:: TASK ITEM ::
Return all lines from the entries below in which the word "weekday" is present.

(Element data from apps and pages)
########

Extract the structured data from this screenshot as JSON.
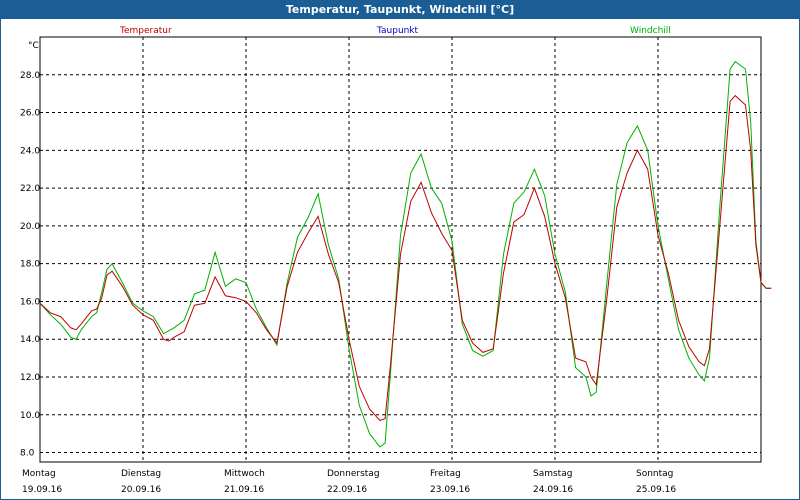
{
  "window": {
    "title": "Temperatur, Taupunkt, Windchill [°C]"
  },
  "chart_data": {
    "type": "line",
    "title": "Temperatur, Taupunkt, Windchill [°C]",
    "ylabel": "°C",
    "xlabel": "",
    "ylim": [
      7.5,
      30.0
    ],
    "yticks": [
      8.0,
      10.0,
      12.0,
      14.0,
      16.0,
      18.0,
      20.0,
      22.0,
      24.0,
      26.0,
      28.0
    ],
    "grid": true,
    "legend_position": "top",
    "days": [
      {
        "weekday": "Montag",
        "date": "19.09.16"
      },
      {
        "weekday": "Dienstag",
        "date": "20.09.16"
      },
      {
        "weekday": "Mittwoch",
        "date": "21.09.16"
      },
      {
        "weekday": "Donnerstag",
        "date": "22.09.16"
      },
      {
        "weekday": "Freitag",
        "date": "23.09.16"
      },
      {
        "weekday": "Samstag",
        "date": "24.09.16"
      },
      {
        "weekday": "Sonntag",
        "date": "25.09.16"
      }
    ],
    "x_unit": "days since 19.09.16 00:00",
    "x_range": [
      0,
      7.0
    ],
    "series": [
      {
        "name": "Temperatur",
        "color": "#c00000",
        "points": [
          [
            0.0,
            15.9
          ],
          [
            0.1,
            15.4
          ],
          [
            0.2,
            15.2
          ],
          [
            0.3,
            14.6
          ],
          [
            0.35,
            14.5
          ],
          [
            0.4,
            14.8
          ],
          [
            0.5,
            15.5
          ],
          [
            0.55,
            15.6
          ],
          [
            0.6,
            16.2
          ],
          [
            0.65,
            17.4
          ],
          [
            0.7,
            17.6
          ],
          [
            0.8,
            16.8
          ],
          [
            0.9,
            15.8
          ],
          [
            1.0,
            15.3
          ],
          [
            1.1,
            15.0
          ],
          [
            1.2,
            14.0
          ],
          [
            1.25,
            13.9
          ],
          [
            1.3,
            14.1
          ],
          [
            1.4,
            14.4
          ],
          [
            1.5,
            15.8
          ],
          [
            1.6,
            15.9
          ],
          [
            1.7,
            17.3
          ],
          [
            1.8,
            16.3
          ],
          [
            1.9,
            16.2
          ],
          [
            2.0,
            16.0
          ],
          [
            2.1,
            15.4
          ],
          [
            2.2,
            14.5
          ],
          [
            2.3,
            13.8
          ],
          [
            2.4,
            16.8
          ],
          [
            2.5,
            18.6
          ],
          [
            2.6,
            19.6
          ],
          [
            2.7,
            20.5
          ],
          [
            2.8,
            18.5
          ],
          [
            2.9,
            17.0
          ],
          [
            3.0,
            14.0
          ],
          [
            3.1,
            11.5
          ],
          [
            3.2,
            10.3
          ],
          [
            3.3,
            9.7
          ],
          [
            3.35,
            9.8
          ],
          [
            3.4,
            12.5
          ],
          [
            3.5,
            18.5
          ],
          [
            3.6,
            21.3
          ],
          [
            3.7,
            22.3
          ],
          [
            3.8,
            20.7
          ],
          [
            3.9,
            19.6
          ],
          [
            4.0,
            18.7
          ],
          [
            4.1,
            15.0
          ],
          [
            4.2,
            13.8
          ],
          [
            4.3,
            13.3
          ],
          [
            4.4,
            13.5
          ],
          [
            4.5,
            17.5
          ],
          [
            4.6,
            20.2
          ],
          [
            4.7,
            20.6
          ],
          [
            4.8,
            22.0
          ],
          [
            4.9,
            20.5
          ],
          [
            5.0,
            18.0
          ],
          [
            5.1,
            16.2
          ],
          [
            5.2,
            13.0
          ],
          [
            5.3,
            12.8
          ],
          [
            5.35,
            12.0
          ],
          [
            5.4,
            11.6
          ],
          [
            5.5,
            16.0
          ],
          [
            5.6,
            21.0
          ],
          [
            5.7,
            22.8
          ],
          [
            5.8,
            24.0
          ],
          [
            5.9,
            23.0
          ],
          [
            6.0,
            19.5
          ],
          [
            6.1,
            17.5
          ],
          [
            6.2,
            15.0
          ],
          [
            6.3,
            13.6
          ],
          [
            6.4,
            12.8
          ],
          [
            6.45,
            12.6
          ],
          [
            6.5,
            13.5
          ],
          [
            6.6,
            20.0
          ],
          [
            6.7,
            26.6
          ],
          [
            6.75,
            26.9
          ],
          [
            6.85,
            26.4
          ],
          [
            6.9,
            24.0
          ],
          [
            6.95,
            19.0
          ],
          [
            7.0,
            17.0
          ],
          [
            7.05,
            16.7
          ],
          [
            7.1,
            16.7
          ]
        ]
      },
      {
        "name": "Taupunkt",
        "color": "#0000c0",
        "points": []
      },
      {
        "name": "Windchill",
        "color": "#00b000",
        "points": [
          [
            0.0,
            15.9
          ],
          [
            0.1,
            15.3
          ],
          [
            0.2,
            14.8
          ],
          [
            0.3,
            14.1
          ],
          [
            0.35,
            14.0
          ],
          [
            0.4,
            14.5
          ],
          [
            0.5,
            15.2
          ],
          [
            0.55,
            15.4
          ],
          [
            0.6,
            16.5
          ],
          [
            0.65,
            17.7
          ],
          [
            0.7,
            18.0
          ],
          [
            0.8,
            17.0
          ],
          [
            0.9,
            15.9
          ],
          [
            1.0,
            15.5
          ],
          [
            1.1,
            15.2
          ],
          [
            1.2,
            14.3
          ],
          [
            1.3,
            14.6
          ],
          [
            1.4,
            15.0
          ],
          [
            1.5,
            16.4
          ],
          [
            1.6,
            16.6
          ],
          [
            1.7,
            18.6
          ],
          [
            1.8,
            16.8
          ],
          [
            1.9,
            17.2
          ],
          [
            2.0,
            17.0
          ],
          [
            2.1,
            15.6
          ],
          [
            2.2,
            14.6
          ],
          [
            2.3,
            13.7
          ],
          [
            2.4,
            17.0
          ],
          [
            2.5,
            19.4
          ],
          [
            2.6,
            20.4
          ],
          [
            2.7,
            21.7
          ],
          [
            2.8,
            19.0
          ],
          [
            2.9,
            17.2
          ],
          [
            3.0,
            13.5
          ],
          [
            3.1,
            10.5
          ],
          [
            3.2,
            9.0
          ],
          [
            3.3,
            8.3
          ],
          [
            3.35,
            8.5
          ],
          [
            3.4,
            12.0
          ],
          [
            3.5,
            19.5
          ],
          [
            3.6,
            22.8
          ],
          [
            3.7,
            23.8
          ],
          [
            3.8,
            22.0
          ],
          [
            3.9,
            21.2
          ],
          [
            4.0,
            19.2
          ],
          [
            4.1,
            14.8
          ],
          [
            4.2,
            13.4
          ],
          [
            4.3,
            13.1
          ],
          [
            4.4,
            13.4
          ],
          [
            4.5,
            18.5
          ],
          [
            4.6,
            21.2
          ],
          [
            4.7,
            21.8
          ],
          [
            4.8,
            23.0
          ],
          [
            4.9,
            21.6
          ],
          [
            5.0,
            18.5
          ],
          [
            5.1,
            16.5
          ],
          [
            5.2,
            12.5
          ],
          [
            5.3,
            12.0
          ],
          [
            5.35,
            11.0
          ],
          [
            5.4,
            11.2
          ],
          [
            5.5,
            16.8
          ],
          [
            5.6,
            22.2
          ],
          [
            5.7,
            24.4
          ],
          [
            5.8,
            25.3
          ],
          [
            5.9,
            24.0
          ],
          [
            6.0,
            20.0
          ],
          [
            6.1,
            17.2
          ],
          [
            6.2,
            14.5
          ],
          [
            6.3,
            13.0
          ],
          [
            6.4,
            12.1
          ],
          [
            6.45,
            11.8
          ],
          [
            6.5,
            13.0
          ],
          [
            6.6,
            21.0
          ],
          [
            6.7,
            28.3
          ],
          [
            6.75,
            28.7
          ],
          [
            6.85,
            28.3
          ],
          [
            6.9,
            25.5
          ],
          [
            6.95,
            19.2
          ],
          [
            7.0,
            17.0
          ],
          [
            7.05,
            16.7
          ],
          [
            7.1,
            16.7
          ]
        ]
      }
    ]
  }
}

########

:: RESULT OF THIS TASK ::
        "weekday": "Montag",
        "weekday": "Dienstag",
        "weekday": "Mittwoch",
        "weekday": "Donnerstag",
        "weekday": "Freitag",
        "weekday": "Samstag",
        "weekday": "Sonntag",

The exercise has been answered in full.